Scan the listing below for "image", then report every line that has it.

--- Given information ---

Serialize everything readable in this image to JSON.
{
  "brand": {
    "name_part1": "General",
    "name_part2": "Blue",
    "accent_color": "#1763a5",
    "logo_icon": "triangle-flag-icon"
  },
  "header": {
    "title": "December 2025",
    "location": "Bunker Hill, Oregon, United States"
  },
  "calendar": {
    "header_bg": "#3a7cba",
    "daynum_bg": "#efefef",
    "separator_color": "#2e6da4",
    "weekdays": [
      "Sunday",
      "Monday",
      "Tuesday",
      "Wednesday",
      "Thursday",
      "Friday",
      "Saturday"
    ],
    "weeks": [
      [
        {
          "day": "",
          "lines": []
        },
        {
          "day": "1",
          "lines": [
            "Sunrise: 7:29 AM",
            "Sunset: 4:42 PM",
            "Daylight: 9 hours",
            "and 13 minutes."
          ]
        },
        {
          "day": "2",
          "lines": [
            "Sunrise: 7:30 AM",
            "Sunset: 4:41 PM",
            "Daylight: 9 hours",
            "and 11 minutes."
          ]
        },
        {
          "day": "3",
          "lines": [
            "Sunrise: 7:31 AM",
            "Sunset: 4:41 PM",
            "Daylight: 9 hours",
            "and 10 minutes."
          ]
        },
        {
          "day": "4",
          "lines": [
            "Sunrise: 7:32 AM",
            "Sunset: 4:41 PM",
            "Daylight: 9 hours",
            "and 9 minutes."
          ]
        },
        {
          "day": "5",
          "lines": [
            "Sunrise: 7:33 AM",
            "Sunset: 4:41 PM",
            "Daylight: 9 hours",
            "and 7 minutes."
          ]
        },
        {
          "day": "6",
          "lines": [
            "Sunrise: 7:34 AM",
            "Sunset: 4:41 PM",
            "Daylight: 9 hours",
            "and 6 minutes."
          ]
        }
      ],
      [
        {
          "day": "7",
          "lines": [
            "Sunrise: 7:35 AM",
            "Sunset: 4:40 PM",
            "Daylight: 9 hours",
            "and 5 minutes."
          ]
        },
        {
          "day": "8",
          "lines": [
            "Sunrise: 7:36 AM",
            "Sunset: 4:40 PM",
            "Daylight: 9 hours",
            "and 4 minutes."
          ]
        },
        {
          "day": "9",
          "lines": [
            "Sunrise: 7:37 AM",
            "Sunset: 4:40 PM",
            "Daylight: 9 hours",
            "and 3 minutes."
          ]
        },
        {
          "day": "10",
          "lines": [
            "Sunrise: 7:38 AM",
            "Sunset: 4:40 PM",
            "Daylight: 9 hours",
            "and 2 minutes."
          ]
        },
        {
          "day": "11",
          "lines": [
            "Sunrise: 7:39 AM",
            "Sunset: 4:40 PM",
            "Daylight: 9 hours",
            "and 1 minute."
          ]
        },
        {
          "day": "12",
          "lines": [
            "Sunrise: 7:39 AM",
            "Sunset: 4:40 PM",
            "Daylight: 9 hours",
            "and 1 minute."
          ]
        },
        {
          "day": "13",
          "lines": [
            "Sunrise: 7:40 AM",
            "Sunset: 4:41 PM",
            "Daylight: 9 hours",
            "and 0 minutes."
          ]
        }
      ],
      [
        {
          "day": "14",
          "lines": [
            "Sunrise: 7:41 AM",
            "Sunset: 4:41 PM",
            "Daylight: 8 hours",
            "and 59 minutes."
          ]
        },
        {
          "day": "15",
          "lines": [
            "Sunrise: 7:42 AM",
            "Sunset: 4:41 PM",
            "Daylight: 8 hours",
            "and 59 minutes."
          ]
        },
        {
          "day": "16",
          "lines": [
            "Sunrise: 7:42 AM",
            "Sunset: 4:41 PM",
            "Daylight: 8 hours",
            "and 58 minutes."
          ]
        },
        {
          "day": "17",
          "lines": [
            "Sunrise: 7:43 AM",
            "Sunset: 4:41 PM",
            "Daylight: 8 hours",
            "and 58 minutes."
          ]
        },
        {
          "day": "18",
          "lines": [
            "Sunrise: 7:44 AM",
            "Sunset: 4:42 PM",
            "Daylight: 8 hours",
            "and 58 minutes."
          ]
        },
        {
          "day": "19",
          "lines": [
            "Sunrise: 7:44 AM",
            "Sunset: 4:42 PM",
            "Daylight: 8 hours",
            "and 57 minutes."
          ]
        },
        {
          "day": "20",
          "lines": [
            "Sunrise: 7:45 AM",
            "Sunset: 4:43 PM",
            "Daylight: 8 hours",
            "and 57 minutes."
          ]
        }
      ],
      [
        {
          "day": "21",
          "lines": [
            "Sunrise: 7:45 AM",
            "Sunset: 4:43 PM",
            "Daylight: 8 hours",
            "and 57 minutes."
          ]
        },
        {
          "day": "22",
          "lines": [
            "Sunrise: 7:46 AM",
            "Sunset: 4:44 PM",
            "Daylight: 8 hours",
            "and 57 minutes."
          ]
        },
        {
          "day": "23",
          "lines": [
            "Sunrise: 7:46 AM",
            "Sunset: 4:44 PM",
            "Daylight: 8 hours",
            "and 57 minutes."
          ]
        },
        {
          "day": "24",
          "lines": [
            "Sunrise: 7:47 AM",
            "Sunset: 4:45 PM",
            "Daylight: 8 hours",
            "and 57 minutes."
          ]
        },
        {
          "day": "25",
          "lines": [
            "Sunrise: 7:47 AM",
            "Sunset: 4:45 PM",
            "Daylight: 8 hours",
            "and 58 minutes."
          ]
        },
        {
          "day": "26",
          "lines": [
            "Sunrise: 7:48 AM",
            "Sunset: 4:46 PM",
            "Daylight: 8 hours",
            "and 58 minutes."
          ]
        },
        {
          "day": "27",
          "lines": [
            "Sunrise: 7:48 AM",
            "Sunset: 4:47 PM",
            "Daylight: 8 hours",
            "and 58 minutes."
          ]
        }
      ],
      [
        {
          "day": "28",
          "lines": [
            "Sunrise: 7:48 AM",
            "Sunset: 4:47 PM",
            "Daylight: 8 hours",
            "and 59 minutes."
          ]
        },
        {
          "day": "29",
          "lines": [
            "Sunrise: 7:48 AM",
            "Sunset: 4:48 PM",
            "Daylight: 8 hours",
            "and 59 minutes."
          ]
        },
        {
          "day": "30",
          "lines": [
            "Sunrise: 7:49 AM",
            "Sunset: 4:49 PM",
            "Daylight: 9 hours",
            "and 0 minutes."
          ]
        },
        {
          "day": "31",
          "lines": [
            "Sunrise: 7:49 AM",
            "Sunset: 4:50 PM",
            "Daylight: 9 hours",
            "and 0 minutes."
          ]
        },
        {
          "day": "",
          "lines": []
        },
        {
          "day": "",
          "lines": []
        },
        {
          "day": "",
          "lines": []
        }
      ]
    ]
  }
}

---
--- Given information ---

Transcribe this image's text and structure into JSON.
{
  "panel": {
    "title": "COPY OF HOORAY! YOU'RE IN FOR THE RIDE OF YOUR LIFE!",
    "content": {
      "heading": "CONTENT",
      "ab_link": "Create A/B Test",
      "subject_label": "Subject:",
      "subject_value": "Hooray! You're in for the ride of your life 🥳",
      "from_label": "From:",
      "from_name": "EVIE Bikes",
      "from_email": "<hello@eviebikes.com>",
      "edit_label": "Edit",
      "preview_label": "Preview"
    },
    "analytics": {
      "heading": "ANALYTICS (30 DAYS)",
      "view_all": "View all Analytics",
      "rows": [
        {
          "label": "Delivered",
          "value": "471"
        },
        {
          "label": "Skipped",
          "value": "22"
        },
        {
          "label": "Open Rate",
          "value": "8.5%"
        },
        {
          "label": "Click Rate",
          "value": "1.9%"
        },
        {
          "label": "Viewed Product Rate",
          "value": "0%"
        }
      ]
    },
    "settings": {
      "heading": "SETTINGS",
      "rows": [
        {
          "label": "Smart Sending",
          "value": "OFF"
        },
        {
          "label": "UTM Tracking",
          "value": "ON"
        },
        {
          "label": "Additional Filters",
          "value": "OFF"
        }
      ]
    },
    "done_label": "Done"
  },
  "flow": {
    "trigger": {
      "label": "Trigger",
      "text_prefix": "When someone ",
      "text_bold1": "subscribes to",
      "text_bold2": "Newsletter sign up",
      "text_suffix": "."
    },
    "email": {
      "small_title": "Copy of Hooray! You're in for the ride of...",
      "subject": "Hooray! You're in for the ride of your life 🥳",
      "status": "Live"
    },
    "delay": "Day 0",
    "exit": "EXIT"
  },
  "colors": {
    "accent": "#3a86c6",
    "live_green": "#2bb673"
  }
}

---
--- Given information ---

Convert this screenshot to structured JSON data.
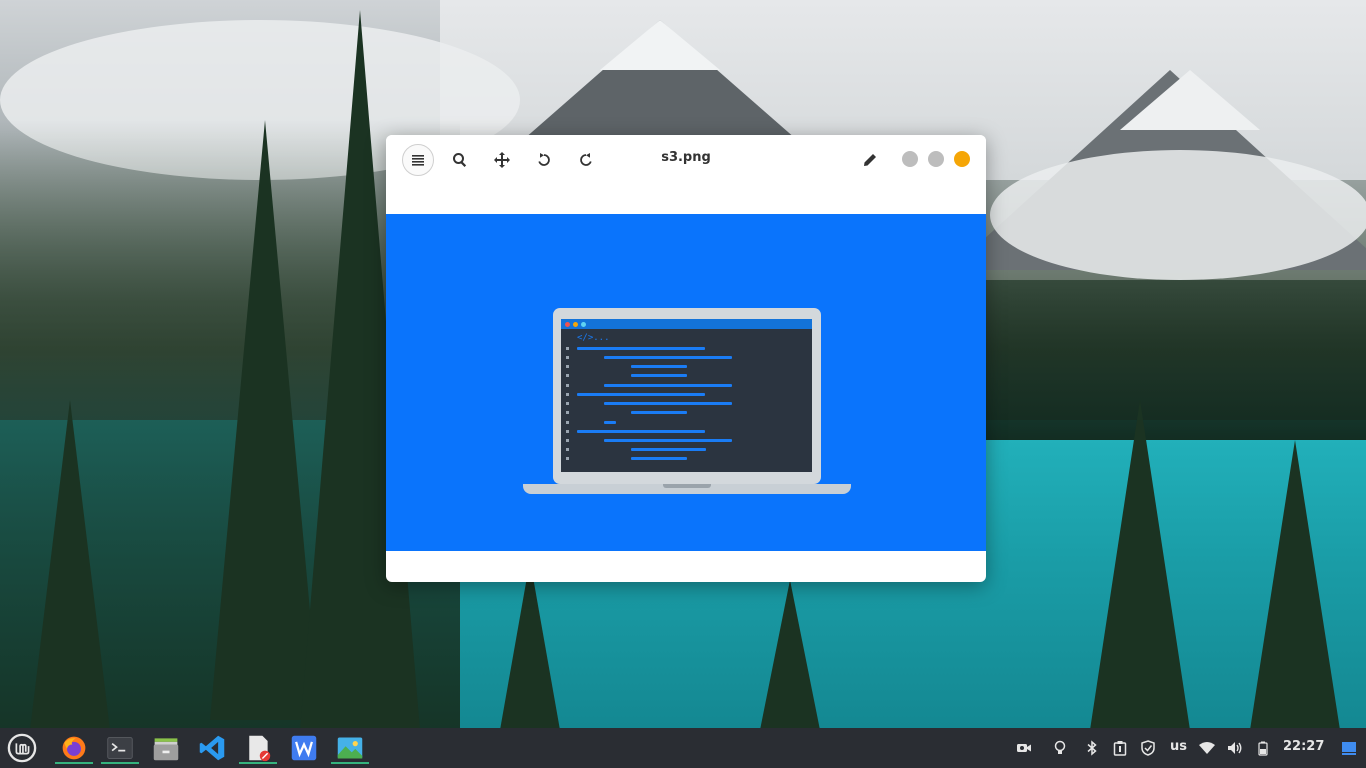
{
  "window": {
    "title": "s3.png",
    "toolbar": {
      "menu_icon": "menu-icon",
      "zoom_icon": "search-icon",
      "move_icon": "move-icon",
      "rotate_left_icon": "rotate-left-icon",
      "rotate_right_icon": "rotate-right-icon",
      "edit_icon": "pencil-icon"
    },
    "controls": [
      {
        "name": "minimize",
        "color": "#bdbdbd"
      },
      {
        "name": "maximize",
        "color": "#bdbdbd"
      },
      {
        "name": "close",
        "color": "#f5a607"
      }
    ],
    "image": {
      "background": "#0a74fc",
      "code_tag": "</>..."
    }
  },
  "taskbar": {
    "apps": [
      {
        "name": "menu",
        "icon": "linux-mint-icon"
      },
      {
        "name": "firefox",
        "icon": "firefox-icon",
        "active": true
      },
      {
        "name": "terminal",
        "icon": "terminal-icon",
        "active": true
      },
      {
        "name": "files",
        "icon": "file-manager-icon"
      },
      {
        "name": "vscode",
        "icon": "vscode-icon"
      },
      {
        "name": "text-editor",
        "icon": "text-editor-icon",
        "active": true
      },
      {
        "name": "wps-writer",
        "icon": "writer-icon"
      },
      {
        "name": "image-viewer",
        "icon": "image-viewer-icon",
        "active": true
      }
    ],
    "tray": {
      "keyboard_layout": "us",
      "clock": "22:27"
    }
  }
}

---

Response area =
Serialize everything readable in this image to JSON.
Transcribe this image's text and structure into JSON.
    "image": {
        "name": "image-viewer",
        "icon": "image-viewer-icon",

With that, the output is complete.